## EXERCISE REQUIREMENTS
Wherever "garrafas" appears in a line of the listing, that line should be returned.

═════ RECORDS SHOWN ═════

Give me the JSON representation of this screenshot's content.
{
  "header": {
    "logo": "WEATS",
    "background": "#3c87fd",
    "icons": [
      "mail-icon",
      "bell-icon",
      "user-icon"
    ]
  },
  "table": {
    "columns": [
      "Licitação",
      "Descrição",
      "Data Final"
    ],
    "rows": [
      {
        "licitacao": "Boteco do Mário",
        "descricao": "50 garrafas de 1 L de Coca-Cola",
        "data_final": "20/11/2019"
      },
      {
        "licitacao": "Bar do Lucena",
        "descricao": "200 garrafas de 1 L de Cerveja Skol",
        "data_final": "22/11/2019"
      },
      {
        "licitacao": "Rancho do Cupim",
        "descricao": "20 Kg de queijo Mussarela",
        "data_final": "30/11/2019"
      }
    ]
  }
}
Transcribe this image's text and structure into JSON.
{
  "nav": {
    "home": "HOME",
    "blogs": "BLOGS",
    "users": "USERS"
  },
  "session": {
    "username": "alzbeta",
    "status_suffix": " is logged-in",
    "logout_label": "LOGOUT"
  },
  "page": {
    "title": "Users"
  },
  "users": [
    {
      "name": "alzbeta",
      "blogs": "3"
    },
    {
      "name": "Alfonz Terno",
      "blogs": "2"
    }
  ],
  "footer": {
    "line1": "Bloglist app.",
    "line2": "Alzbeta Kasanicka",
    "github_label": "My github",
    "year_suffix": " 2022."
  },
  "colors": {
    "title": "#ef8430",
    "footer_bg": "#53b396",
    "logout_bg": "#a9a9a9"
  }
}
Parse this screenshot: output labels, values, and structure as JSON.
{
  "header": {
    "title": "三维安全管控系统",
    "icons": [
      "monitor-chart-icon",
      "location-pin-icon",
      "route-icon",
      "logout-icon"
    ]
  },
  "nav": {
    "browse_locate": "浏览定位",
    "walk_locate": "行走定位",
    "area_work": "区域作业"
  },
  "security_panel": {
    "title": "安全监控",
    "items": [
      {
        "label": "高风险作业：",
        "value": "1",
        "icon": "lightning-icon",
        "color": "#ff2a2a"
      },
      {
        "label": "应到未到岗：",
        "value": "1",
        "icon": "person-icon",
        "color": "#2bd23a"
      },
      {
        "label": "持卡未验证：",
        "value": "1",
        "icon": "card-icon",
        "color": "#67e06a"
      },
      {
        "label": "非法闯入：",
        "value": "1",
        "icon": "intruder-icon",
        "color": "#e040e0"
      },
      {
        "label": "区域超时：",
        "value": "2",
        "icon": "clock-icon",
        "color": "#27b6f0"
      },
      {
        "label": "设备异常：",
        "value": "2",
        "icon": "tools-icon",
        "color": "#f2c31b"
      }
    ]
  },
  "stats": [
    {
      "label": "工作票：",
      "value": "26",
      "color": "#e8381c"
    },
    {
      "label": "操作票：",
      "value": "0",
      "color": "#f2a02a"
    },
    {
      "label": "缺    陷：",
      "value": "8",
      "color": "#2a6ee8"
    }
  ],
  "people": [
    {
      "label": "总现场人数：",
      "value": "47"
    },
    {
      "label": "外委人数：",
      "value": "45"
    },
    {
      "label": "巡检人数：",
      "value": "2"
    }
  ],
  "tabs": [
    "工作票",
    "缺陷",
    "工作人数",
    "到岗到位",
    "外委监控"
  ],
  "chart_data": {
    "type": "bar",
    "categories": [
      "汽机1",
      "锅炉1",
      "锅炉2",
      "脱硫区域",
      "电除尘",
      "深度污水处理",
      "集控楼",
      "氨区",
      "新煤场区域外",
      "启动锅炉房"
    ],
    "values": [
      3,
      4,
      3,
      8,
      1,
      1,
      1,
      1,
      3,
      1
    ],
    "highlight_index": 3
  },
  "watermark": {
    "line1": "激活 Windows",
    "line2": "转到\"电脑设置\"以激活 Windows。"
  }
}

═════

## COMPLETED TASK
        "descricao": "50 garrafas de 1 L de Coca-Cola",
        "descricao": "200 garrafas de 1 L de Cerveja Skol",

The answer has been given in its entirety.